--- SUPPLIED DATA ---

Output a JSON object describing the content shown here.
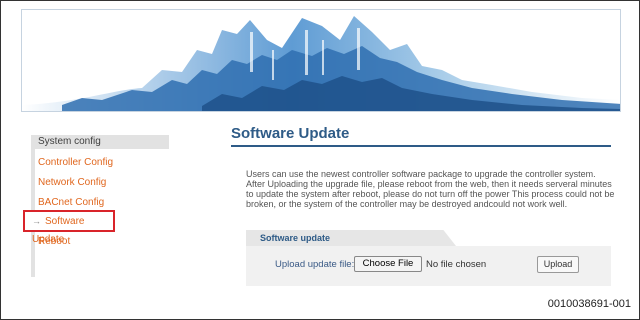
{
  "sidebar": {
    "header": "System config",
    "items": [
      {
        "label": "Controller Config"
      },
      {
        "label": "Network Config"
      },
      {
        "label": "BACnet Config"
      },
      {
        "label": "Software Update",
        "active": true
      },
      {
        "label": "Reboot"
      }
    ],
    "active_marker": "→"
  },
  "main": {
    "title": "Software Update",
    "description": "Users can use the newest controller software package to upgrade the controller system. After Uploading the upgrade file, please reboot from the web, then it needs serveral minutes to update the system after reboot, please do not turn off the power This process could not be broken, or the system of the controller may be destroyed andcould not work well.",
    "panel": {
      "tab_label": "Software update",
      "upload_label": "Upload update file:",
      "choose_button": "Choose File",
      "file_status": "No file chosen",
      "upload_button": "Upload"
    }
  },
  "footer": {
    "doc_id": "0010038691-001"
  },
  "colors": {
    "accent_blue": "#2e5b87",
    "link_orange": "#e0671f",
    "highlight_red": "#d9242a"
  }
}
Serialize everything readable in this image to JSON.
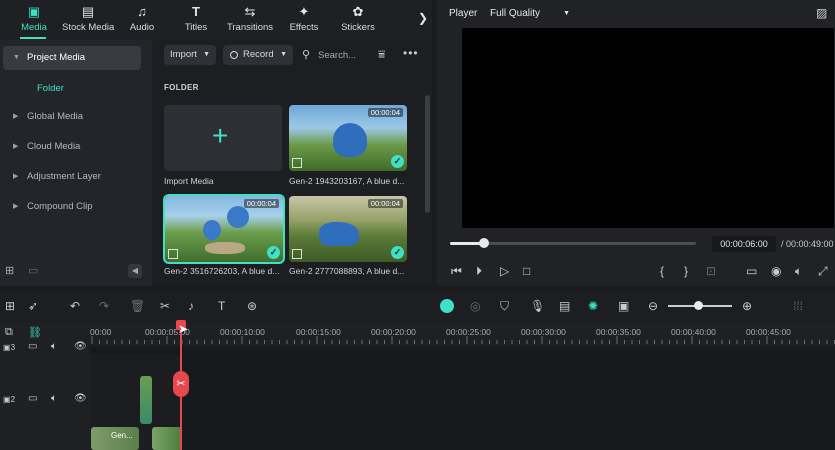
{
  "toolbar": {
    "items": [
      {
        "label": "Media",
        "icon": "media-icon",
        "active": true
      },
      {
        "label": "Stock Media",
        "icon": "stock-media-icon"
      },
      {
        "label": "Audio",
        "icon": "audio-icon"
      },
      {
        "label": "Titles",
        "icon": "titles-icon"
      },
      {
        "label": "Transitions",
        "icon": "transitions-icon"
      },
      {
        "label": "Effects",
        "icon": "effects-icon"
      },
      {
        "label": "Stickers",
        "icon": "stickers-icon"
      }
    ],
    "more_arrow": "❯"
  },
  "sidebar": {
    "project_media": "Project Media",
    "folder": "Folder",
    "items": [
      "Global Media",
      "Cloud Media",
      "Adjustment Layer",
      "Compound Clip"
    ]
  },
  "media_toolbar": {
    "import_label": "Import",
    "record_label": "Record",
    "search_placeholder": "Search..."
  },
  "media": {
    "folder_heading": "FOLDER",
    "import_caption": "Import Media",
    "clips": [
      {
        "caption": "Gen-2 1943203167, A blue d...",
        "duration": "00:00:04",
        "selected": false
      },
      {
        "caption": "Gen-2 3516726203, A blue d...",
        "duration": "00:00:04",
        "selected": true
      },
      {
        "caption": "Gen-2 2777088893, A blue d...",
        "duration": "00:00:04",
        "selected": false
      }
    ]
  },
  "player": {
    "label": "Player",
    "quality": "Full Quality",
    "current_time": "00:00:06:00",
    "total_time": "/ 00:00:49:00",
    "progress": 0.14
  },
  "timeline": {
    "ticks": [
      "00:00",
      "00:00:05:00",
      "00:00:10:00",
      "00:00:15:00",
      "00:00:20:00",
      "00:00:25:00",
      "00:00:30:00",
      "00:00:35:00",
      "00:00:40:00",
      "00:00:45:00"
    ],
    "track3": "3",
    "track2": "2",
    "clip_label": "Gen..."
  },
  "colors": {
    "accent": "#3fe0c5",
    "playhead": "#e5484d"
  }
}
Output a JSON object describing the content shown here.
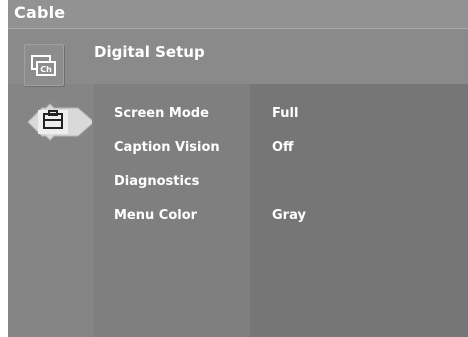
{
  "topbar": {
    "title": "Cable"
  },
  "header": {
    "title": "Digital Setup"
  },
  "icons": {
    "channel": "channel-ch-icon",
    "setup": "toolbox-icon"
  },
  "menu": {
    "items": [
      {
        "label": "Screen Mode",
        "value": "Full"
      },
      {
        "label": "Caption Vision",
        "value": "Off"
      },
      {
        "label": "Diagnostics",
        "value": ""
      },
      {
        "label": "Menu Color",
        "value": "Gray"
      }
    ]
  },
  "colors": {
    "background": "#898989",
    "menu_col": "#7f7f7f",
    "value_col": "#767676",
    "text": "#ffffff"
  }
}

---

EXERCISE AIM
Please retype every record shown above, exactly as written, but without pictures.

RESULT FOR THIS TASK
Output a JSON object describing the content shown here.
{
  "sidebar": {
    "header": "System config",
    "items": [
      {
        "label": "Controller Config"
      },
      {
        "label": "Network Config"
      },
      {
        "label": "BACnet Config"
      },
      {
        "label": "Software Update",
        "active": true
      },
      {
        "label": "Reboot"
      }
    ],
    "active_marker": "→"
  },
  "main": {
    "title": "Software Update",
    "description": "Users can use the newest controller software package to upgrade the controller system. After Uploading the upgrade file, please reboot from the web, then it needs serveral minutes to update the system after reboot, please do not turn off the power This process could not be broken, or the system of the controller may be destroyed andcould not work well.",
    "panel": {
      "tab_label": "Software update",
      "upload_label": "Upload update file:",
      "choose_button": "Choose File",
      "file_status": "No file chosen",
      "upload_button": "Upload"
    }
  },
  "footer": {
    "doc_id": "0010038691-001"
  },
  "colors": {
    "accent_blue": "#2e5b87",
    "link_orange": "#e0671f",
    "highlight_red": "#d9242a"
  }
}
Serialize everything readable in this image to JSON.
{
  "toolbar": {
    "items": [
      {
        "label": "Media",
        "icon": "media-icon",
        "active": true
      },
      {
        "label": "Stock Media",
        "icon": "stock-media-icon"
      },
      {
        "label": "Audio",
        "icon": "audio-icon"
      },
      {
        "label": "Titles",
        "icon": "titles-icon"
      },
      {
        "label": "Transitions",
        "icon": "transitions-icon"
      },
      {
        "label": "Effects",
        "icon": "effects-icon"
      },
      {
        "label": "Stickers",
        "icon": "stickers-icon"
      }
    ],
    "more_arrow": "❯"
  },
  "sidebar": {
    "project_media": "Project Media",
    "folder": "Folder",
    "items": [
      "Global Media",
      "Cloud Media",
      "Adjustment Layer",
      "Compound Clip"
    ]
  },
  "media_toolbar": {
    "import_label": "Import",
    "record_label": "Record",
    "search_placeholder": "Search..."
  },
  "media": {
    "folder_heading": "FOLDER",
    "import_caption": "Import Media",
    "clips": [
      {
        "caption": "Gen-2 1943203167, A blue d...",
        "duration": "00:00:04",
        "selected": false
      },
      {
        "caption": "Gen-2 3516726203, A blue d...",
        "duration": "00:00:04",
        "selected": true
      },
      {
        "caption": "Gen-2 2777088893, A blue d...",
        "duration": "00:00:04",
        "selected": false
      }
    ]
  },
  "player": {
    "label": "Player",
    "quality": "Full Quality",
    "current_time": "00:00:06:00",
    "total_time": "/ 00:00:49:00",
    "progress": 0.14
  },
  "timeline": {
    "ticks": [
      "00:00",
      "00:00:05:00",
      "00:00:10:00",
      "00:00:15:00",
      "00:00:20:00",
      "00:00:25:00",
      "00:00:30:00",
      "00:00:35:00",
      "00:00:40:00",
      "00:00:45:00"
    ],
    "track3": "3",
    "track2": "2",
    "clip_label": "Gen..."
  },
  "colors": {
    "accent": "#3fe0c5",
    "playhead": "#e5484d"
  }
}
Output a JSON object describing the content shown here.
{
  "topbar": {
    "title": "Cable"
  },
  "header": {
    "title": "Digital Setup"
  },
  "icons": {
    "channel": "channel-ch-icon",
    "setup": "toolbox-icon"
  },
  "menu": {
    "items": [
      {
        "label": "Screen Mode",
        "value": "Full"
      },
      {
        "label": "Caption Vision",
        "value": "Off"
      },
      {
        "label": "Diagnostics",
        "value": ""
      },
      {
        "label": "Menu Color",
        "value": "Gray"
      }
    ]
  },
  "colors": {
    "background": "#898989",
    "menu_col": "#7f7f7f",
    "value_col": "#767676",
    "text": "#ffffff"
  }
}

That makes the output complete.